### INSTRUCTIONS TO FOLLOW
This exercise calls for retyping every line below exactly, with the images omitted.

### GIVEN RECORDS
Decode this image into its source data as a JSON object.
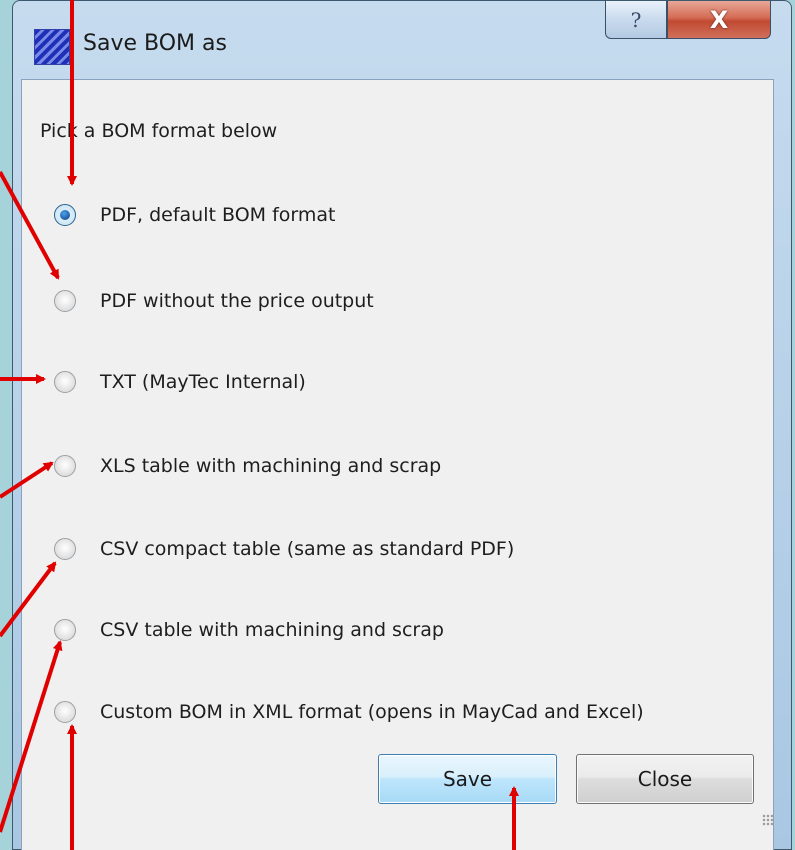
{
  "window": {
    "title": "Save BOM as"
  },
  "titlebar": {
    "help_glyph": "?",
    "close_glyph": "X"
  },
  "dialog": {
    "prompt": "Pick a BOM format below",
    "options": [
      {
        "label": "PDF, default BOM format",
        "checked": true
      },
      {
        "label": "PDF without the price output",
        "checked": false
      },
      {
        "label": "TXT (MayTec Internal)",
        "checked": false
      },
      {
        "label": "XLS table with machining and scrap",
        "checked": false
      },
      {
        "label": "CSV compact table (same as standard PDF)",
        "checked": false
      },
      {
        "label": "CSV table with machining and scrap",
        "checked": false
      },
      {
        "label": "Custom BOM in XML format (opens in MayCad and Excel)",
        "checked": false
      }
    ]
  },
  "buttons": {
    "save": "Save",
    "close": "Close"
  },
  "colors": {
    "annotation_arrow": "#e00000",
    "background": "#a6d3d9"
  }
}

### WRITTEN ANSWER
Decode this image into its source data as a JSON object.
{
  "window": {
    "title": "Save BOM as"
  },
  "titlebar": {
    "help_glyph": "?",
    "close_glyph": "X"
  },
  "dialog": {
    "prompt": "Pick a BOM format below",
    "options": [
      {
        "label": "PDF, default BOM format",
        "checked": true
      },
      {
        "label": "PDF without the price output",
        "checked": false
      },
      {
        "label": "TXT (MayTec Internal)",
        "checked": false
      },
      {
        "label": "XLS table with machining and scrap",
        "checked": false
      },
      {
        "label": "CSV compact table (same as standard PDF)",
        "checked": false
      },
      {
        "label": "CSV table with machining and scrap",
        "checked": false
      },
      {
        "label": "Custom BOM in XML format (opens in MayCad and Excel)",
        "checked": false
      }
    ]
  },
  "buttons": {
    "save": "Save",
    "close": "Close"
  },
  "colors": {
    "annotation_arrow": "#e00000",
    "background": "#a6d3d9"
  }
}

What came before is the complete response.